Well-established in some fields and still emerging in others, the studio approach to design education is an increasingly attractive mode of teaching and learning, though its variety of definitions and its high demands can make this pedagogical form somewhat daunting. Studio Teaching in Higher Education provides narrative examples of studio education written by instructors who have engaged in it, both within and outside the instructional design field. These multidisciplinary design cases are enriched by the book’s coverage of the studio concept in design education, heterogeneity of studio, commonalities in practice, and existing and emergent concerns about studio pedagogy.
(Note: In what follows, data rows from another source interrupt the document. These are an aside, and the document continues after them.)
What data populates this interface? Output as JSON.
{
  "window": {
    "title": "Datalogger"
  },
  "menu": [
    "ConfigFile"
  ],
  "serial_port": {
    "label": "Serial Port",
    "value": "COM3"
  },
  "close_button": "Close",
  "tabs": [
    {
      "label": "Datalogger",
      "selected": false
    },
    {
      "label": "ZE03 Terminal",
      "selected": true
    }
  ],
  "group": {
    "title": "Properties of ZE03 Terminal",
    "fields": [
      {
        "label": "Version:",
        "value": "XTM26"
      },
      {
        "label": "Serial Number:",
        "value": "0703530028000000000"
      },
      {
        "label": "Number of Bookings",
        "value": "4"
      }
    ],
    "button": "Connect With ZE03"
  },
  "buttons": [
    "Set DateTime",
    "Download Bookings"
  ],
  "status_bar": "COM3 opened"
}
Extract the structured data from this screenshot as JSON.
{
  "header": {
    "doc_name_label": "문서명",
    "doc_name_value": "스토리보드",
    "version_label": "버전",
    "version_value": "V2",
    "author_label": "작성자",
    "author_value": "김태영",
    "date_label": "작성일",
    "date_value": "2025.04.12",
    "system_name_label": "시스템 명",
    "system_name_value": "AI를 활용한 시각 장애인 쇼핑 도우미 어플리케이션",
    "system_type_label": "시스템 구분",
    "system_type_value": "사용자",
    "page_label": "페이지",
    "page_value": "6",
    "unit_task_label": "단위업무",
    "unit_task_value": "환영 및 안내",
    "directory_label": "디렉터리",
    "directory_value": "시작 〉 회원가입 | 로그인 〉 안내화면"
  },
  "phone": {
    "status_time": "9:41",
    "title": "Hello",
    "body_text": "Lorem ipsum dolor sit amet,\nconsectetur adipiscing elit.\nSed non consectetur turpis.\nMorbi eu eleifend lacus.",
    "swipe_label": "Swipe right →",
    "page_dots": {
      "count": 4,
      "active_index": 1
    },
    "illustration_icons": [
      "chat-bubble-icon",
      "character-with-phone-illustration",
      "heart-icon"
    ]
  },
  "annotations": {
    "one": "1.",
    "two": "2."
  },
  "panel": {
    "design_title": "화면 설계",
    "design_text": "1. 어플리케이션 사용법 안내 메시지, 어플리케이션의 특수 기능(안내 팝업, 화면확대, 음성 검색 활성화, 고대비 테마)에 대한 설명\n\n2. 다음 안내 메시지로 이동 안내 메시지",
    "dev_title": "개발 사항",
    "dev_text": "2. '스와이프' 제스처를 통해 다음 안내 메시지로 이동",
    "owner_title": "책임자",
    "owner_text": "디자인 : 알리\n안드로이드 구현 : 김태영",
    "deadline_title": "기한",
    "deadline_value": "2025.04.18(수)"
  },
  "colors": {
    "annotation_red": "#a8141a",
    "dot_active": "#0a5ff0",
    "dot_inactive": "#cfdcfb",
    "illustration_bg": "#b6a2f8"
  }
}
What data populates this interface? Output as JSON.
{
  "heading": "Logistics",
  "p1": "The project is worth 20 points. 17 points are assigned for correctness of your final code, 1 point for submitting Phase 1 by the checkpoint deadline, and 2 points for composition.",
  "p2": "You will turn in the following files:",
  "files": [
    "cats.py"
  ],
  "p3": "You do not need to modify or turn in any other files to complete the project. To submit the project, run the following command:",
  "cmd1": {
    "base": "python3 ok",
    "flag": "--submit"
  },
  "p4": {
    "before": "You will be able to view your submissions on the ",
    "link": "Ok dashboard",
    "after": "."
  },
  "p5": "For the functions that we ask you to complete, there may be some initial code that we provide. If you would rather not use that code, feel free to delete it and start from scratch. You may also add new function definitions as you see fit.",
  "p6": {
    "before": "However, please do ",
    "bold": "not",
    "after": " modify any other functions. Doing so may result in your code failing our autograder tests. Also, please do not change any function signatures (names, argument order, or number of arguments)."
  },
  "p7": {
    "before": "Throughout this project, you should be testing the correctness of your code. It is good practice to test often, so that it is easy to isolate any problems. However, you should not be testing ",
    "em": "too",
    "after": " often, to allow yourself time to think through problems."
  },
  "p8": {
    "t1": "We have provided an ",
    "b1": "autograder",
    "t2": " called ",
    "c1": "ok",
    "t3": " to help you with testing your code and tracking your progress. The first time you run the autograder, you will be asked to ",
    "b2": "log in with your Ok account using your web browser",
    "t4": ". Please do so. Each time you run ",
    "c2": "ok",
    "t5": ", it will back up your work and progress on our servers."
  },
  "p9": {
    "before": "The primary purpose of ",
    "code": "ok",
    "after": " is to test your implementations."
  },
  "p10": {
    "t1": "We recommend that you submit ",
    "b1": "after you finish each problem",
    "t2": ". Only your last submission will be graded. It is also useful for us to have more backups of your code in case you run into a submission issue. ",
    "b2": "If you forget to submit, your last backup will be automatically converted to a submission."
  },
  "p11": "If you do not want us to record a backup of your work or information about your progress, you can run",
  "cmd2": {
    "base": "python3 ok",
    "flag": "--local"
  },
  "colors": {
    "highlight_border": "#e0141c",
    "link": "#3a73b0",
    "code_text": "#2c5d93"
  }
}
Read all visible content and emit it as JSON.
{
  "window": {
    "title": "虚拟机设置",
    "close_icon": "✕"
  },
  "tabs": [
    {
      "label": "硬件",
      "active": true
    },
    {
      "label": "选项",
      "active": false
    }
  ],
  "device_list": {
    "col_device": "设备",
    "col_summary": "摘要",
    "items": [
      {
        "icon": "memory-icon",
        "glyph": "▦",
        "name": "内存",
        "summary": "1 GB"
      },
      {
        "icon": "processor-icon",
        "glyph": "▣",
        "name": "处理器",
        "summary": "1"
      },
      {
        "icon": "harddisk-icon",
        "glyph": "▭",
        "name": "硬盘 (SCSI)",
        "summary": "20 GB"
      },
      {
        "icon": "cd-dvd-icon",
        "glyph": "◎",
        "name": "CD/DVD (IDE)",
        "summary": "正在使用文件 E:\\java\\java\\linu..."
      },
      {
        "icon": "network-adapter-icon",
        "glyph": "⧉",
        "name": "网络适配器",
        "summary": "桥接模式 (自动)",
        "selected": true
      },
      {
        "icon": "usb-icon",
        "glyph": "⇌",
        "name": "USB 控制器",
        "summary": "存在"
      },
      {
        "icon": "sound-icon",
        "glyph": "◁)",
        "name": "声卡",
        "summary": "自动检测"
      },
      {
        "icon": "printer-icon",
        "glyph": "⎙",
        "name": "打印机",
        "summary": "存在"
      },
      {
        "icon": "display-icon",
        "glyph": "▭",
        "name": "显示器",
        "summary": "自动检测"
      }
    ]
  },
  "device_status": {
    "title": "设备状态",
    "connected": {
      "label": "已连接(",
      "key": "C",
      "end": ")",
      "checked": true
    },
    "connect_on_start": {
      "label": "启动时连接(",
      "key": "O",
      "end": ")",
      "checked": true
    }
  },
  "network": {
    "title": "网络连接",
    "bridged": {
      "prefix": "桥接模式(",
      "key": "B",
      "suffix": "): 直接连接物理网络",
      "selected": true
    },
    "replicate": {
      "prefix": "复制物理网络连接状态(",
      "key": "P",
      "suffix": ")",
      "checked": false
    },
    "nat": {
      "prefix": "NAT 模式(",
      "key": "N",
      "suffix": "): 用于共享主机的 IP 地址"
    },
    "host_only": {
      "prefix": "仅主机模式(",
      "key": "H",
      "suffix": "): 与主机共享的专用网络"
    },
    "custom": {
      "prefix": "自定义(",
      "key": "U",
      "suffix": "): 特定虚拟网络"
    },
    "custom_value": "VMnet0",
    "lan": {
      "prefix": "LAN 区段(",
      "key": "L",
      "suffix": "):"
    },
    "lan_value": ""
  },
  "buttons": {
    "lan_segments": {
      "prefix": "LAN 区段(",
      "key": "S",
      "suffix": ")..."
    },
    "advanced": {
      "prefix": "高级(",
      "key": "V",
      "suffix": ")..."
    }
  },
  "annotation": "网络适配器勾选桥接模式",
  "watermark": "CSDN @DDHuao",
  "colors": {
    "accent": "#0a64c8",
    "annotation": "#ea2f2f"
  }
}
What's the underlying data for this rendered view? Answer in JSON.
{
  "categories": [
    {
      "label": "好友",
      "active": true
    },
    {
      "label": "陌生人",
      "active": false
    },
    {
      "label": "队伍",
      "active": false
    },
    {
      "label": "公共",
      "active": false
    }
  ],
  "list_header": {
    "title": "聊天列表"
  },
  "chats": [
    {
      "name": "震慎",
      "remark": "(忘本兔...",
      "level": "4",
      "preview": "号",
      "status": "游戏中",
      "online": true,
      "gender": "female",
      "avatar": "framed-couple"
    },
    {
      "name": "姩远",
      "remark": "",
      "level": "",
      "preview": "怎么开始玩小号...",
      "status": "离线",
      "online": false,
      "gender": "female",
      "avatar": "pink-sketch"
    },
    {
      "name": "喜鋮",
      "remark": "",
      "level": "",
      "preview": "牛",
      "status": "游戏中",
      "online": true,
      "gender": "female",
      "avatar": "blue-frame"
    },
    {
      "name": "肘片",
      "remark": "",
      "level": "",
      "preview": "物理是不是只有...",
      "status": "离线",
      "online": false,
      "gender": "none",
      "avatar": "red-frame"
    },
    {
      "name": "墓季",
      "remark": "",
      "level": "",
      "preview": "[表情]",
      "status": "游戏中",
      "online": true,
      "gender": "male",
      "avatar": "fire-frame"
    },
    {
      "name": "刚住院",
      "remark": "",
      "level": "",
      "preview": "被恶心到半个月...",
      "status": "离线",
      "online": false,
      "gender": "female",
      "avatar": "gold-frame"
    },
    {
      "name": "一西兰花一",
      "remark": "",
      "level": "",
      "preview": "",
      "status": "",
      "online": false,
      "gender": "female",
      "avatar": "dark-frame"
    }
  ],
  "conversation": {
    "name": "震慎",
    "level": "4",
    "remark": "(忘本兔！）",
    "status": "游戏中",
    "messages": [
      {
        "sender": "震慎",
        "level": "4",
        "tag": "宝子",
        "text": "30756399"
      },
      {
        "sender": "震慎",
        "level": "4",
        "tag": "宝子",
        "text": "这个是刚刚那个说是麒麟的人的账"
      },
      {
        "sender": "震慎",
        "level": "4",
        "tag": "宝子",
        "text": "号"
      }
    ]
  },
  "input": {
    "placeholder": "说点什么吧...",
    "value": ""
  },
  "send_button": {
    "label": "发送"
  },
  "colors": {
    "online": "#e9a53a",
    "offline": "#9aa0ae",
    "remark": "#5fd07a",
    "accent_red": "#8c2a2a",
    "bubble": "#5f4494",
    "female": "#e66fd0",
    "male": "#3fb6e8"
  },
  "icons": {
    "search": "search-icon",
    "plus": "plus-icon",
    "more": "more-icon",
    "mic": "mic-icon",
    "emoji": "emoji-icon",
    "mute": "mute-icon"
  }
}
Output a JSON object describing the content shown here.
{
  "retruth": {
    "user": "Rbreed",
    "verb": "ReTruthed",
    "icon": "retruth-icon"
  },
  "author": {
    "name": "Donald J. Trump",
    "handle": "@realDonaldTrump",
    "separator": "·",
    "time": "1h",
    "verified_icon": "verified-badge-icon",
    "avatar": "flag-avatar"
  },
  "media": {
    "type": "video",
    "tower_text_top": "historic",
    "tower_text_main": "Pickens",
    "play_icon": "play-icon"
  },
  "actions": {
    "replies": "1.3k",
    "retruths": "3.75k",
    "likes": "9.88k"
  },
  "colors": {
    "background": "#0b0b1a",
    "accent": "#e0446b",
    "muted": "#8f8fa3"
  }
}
Prefaced by notes on how the design cases were curated and key perspectives from which the reader might view them, Studio Teaching in Higher Education is a supportive, exploratory resource for those considering or actively adapting a studio mode of teaching and learning to their own disciplines.
Table of Contents
Chapter 1. Introduction by Elizabeth Boling
Chapter 2. Curators’ Notes by Elizabeth Boling and Richard A. Schwier
Chapter 3. Hither and Yon: Learning ID in a Studio-Based Authentic ID Context by Richard A. Schwier
Chapter 4. The Studio Approach at the University of Georgia: Always a Work in Progress by Lloyd P. Rieber, Gregory Clinton, and Theodore J. Kopcha
Chapter 5. Emergent Tensions in Teaching an Interior Design Studio: Reflections and Opportunistic Redesign by Kennon M. Smith
Chapter 6. The Rapid (Interactive) Design Studio for Slow (User and Learner) Change by Martin A. Siegel
Chapter 7. How I Learned, Unlearned, and Learned Studio Again by Elizabeth Boling
Chapter 8. Constructing | Connecting | Conveying: A Beginning Studio Student and Instructor Journey of Meaning and Experience by Jill B. Pable
Chapter 9. The Lake Course: A Studio Apart by Jay Wilson
Chapter 10. Evolving into Studio by Andrew S. Gibbons
Chapter 11. Orchestrating Learning by Katherine S. Cennamo
Chapter 12. Reflective Practice: Educational Changes Based On Professional Expertise by Fred M. Duer
Chapter 13. The Creativity Habit by Brad Hokanson and Marit McCluske
Chapter 14. How I Gave Up ADDIE for Design Thinking, and So Did My Students by Monica W. Tracey
Chapter 15. A Case of User-Centered Design as Subversive Practice by Katy Campbell
Chapter 16. Undisciplined and Out of Control: A Course in Systemic Design for First-year Undergraduate Students by Gordon Rowland
Chapter 17. Design Thinking in Action: Perspectives on Teaching and Redesigning a Learning Design Studio by Michael M. Rook and Simon Hooper
Chapter 18. What is Studio? by Katherine S. Cennamo
Chapter 19. Critical Views of Studio by Colin M. Gray and Kennon M. Smith
Chapter 20. Emergent Views of Studio by Colin M. Gray
About the Contributors
Elizabeth Boling is Professor of Instructional Systems Technology and Associate Dean for Graduate Studies at Indiana University, Bloomington, USA.
Richard A. Schwier is Emeritus Professor of Educational Technology and Design in the Department of Curriculum Studies at the University of Saskatchewan, Canada.
Colin M. Gray is Assistant Professor in the Department of Computer Graphics Technology at Purdue University, West Lafayette, Indiana, USA.
Kennon M. Smith is Associate Professor in the Department of Apparel Merchandising and Interior Design at Indiana University, Bloomington, USA.
Katy Campbell is Professor and Dean of the Faculty of Extension at the University of Alberta, Canada.
"This book is a wonderful, timely collection of much-needed design studio cases. These personal cases bring extraordinary insights and experiences and provide an amazing resource for anyone engaged in design teaching." -Erik Stolterman, Professor and Chair, School of Informatics and Computing, Indiana University, Bloomington, USA
"The design cases in 'Studio Teaching in Higher Education' provide both seasoned and aspiring studio instructors with deep insights into the epistemology underlying a design studio approach, as well as specific examples of its implementation in a variety of disciplinary domains and instructional contexts. As a whole, the text showcases the value of using the studio method to prepare design professionals and illustrates how learning by doing, in authentic contexts, can result in transformative experiences for faculty and students alike." - Peggy A. Ertmer, Professor of Learning Design and Technology at the College of Education, Purdue University, USA, and Founding Editor of the Interdisciplinary Journal of Problem-based Learning (IJPBL)
"This is an excellent book: everyone even vaguely interested in art, design, creativity, expertise and learning should read it. All the important aspects of studio get a good mention . . . Importantly, the issues are raised and analysed by way of example and reflection on actual events, failures and re-workings feature as much as successes and triumphs. In that sense, it is an inspirational collection of tales." -Australian Universities Review